● **Requirement**:
Nothing less than an exact copy of all the records is required.

(Saved data entries)
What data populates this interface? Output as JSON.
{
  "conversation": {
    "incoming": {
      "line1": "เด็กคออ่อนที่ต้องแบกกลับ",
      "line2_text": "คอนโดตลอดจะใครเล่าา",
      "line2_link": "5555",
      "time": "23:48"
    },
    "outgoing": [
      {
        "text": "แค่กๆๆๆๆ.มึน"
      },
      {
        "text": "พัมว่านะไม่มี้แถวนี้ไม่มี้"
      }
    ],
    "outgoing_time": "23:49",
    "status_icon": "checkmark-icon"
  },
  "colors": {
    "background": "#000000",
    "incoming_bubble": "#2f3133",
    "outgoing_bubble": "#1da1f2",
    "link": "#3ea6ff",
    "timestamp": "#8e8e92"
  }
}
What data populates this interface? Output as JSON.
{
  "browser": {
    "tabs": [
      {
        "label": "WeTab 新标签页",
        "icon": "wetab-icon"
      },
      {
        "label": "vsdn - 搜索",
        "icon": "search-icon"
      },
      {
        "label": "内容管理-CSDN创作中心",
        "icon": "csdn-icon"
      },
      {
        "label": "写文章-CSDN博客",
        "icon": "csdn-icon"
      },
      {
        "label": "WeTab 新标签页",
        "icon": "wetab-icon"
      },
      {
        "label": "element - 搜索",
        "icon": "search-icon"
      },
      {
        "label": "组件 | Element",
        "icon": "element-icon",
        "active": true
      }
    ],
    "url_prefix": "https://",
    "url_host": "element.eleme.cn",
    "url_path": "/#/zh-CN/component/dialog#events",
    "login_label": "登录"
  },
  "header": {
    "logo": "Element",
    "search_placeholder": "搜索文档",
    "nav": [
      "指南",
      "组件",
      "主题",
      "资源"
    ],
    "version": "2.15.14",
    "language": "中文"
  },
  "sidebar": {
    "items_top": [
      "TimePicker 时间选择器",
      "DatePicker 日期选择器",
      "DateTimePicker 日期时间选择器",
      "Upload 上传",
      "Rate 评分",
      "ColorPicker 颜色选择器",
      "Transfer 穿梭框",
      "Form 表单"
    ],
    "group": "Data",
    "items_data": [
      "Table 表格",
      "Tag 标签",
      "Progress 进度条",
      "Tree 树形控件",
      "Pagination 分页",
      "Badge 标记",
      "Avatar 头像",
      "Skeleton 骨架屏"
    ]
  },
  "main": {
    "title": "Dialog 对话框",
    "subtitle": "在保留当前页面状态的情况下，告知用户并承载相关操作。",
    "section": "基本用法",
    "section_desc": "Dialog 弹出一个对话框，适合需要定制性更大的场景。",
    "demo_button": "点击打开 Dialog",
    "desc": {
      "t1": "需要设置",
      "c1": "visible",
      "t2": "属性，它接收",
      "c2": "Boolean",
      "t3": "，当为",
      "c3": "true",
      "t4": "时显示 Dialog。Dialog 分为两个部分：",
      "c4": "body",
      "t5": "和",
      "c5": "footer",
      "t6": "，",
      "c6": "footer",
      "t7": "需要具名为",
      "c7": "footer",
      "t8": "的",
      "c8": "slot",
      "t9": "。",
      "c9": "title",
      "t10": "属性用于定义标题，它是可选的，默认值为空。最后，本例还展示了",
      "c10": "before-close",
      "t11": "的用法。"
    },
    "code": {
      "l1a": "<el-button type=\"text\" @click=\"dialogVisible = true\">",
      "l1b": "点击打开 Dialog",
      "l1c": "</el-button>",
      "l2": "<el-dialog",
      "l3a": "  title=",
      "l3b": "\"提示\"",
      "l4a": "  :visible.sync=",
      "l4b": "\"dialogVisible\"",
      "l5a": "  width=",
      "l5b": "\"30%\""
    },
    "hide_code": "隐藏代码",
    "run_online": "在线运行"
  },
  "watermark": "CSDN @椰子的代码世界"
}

● **Answer area**:
What data populates this interface? Output as JSON.
{
  "conversation": {
    "incoming": {
      "line1": "เด็กคออ่อนที่ต้องแบกกลับ",
      "line2_text": "คอนโดตลอดจะใครเล่าา",
      "line2_link": "5555",
      "time": "23:48"
    },
    "outgoing": [
      {
        "text": "แค่กๆๆๆๆ.มึน"
      },
      {
        "text": "พัมว่านะไม่มี้แถวนี้ไม่มี้"
      }
    ],
    "outgoing_time": "23:49",
    "status_icon": "checkmark-icon"
  },
  "colors": {
    "background": "#000000",
    "incoming_bubble": "#2f3133",
    "outgoing_bubble": "#1da1f2",
    "link": "#3ea6ff",
    "timestamp": "#8e8e92"
  }
}
What data populates this interface? Output as JSON.
{
  "browser": {
    "tabs": [
      {
        "label": "WeTab 新标签页",
        "icon": "wetab-icon"
      },
      {
        "label": "vsdn - 搜索",
        "icon": "search-icon"
      },
      {
        "label": "内容管理-CSDN创作中心",
        "icon": "csdn-icon"
      },
      {
        "label": "写文章-CSDN博客",
        "icon": "csdn-icon"
      },
      {
        "label": "WeTab 新标签页",
        "icon": "wetab-icon"
      },
      {
        "label": "element - 搜索",
        "icon": "search-icon"
      },
      {
        "label": "组件 | Element",
        "icon": "element-icon",
        "active": true
      }
    ],
    "url_prefix": "https://",
    "url_host": "element.eleme.cn",
    "url_path": "/#/zh-CN/component/dialog#events",
    "login_label": "登录"
  },
  "header": {
    "logo": "Element",
    "search_placeholder": "搜索文档",
    "nav": [
      "指南",
      "组件",
      "主题",
      "资源"
    ],
    "version": "2.15.14",
    "language": "中文"
  },
  "sidebar": {
    "items_top": [
      "TimePicker 时间选择器",
      "DatePicker 日期选择器",
      "DateTimePicker 日期时间选择器",
      "Upload 上传",
      "Rate 评分",
      "ColorPicker 颜色选择器",
      "Transfer 穿梭框",
      "Form 表单"
    ],
    "group": "Data",
    "items_data": [
      "Table 表格",
      "Tag 标签",
      "Progress 进度条",
      "Tree 树形控件",
      "Pagination 分页",
      "Badge 标记",
      "Avatar 头像",
      "Skeleton 骨架屏"
    ]
  },
  "main": {
    "title": "Dialog 对话框",
    "subtitle": "在保留当前页面状态的情况下，告知用户并承载相关操作。",
    "section": "基本用法",
    "section_desc": "Dialog 弹出一个对话框，适合需要定制性更大的场景。",
    "demo_button": "点击打开 Dialog",
    "desc": {
      "t1": "需要设置",
      "c1": "visible",
      "t2": "属性，它接收",
      "c2": "Boolean",
      "t3": "，当为",
      "c3": "true",
      "t4": "时显示 Dialog。Dialog 分为两个部分：",
      "c4": "body",
      "t5": "和",
      "c5": "footer",
      "t6": "，",
      "c6": "footer",
      "t7": "需要具名为",
      "c7": "footer",
      "t8": "的",
      "c8": "slot",
      "t9": "。",
      "c9": "title",
      "t10": "属性用于定义标题，它是可选的，默认值为空。最后，本例还展示了",
      "c10": "before-close",
      "t11": "的用法。"
    },
    "code": {
      "l1a": "<el-button type=\"text\" @click=\"dialogVisible = true\">",
      "l1b": "点击打开 Dialog",
      "l1c": "</el-button>",
      "l2": "<el-dialog",
      "l3a": "  title=",
      "l3b": "\"提示\"",
      "l4a": "  :visible.sync=",
      "l4b": "\"dialogVisible\"",
      "l5a": "  width=",
      "l5b": "\"30%\""
    },
    "hide_code": "隐藏代码",
    "run_online": "在线运行"
  },
  "watermark": "CSDN @椰子的代码世界"
}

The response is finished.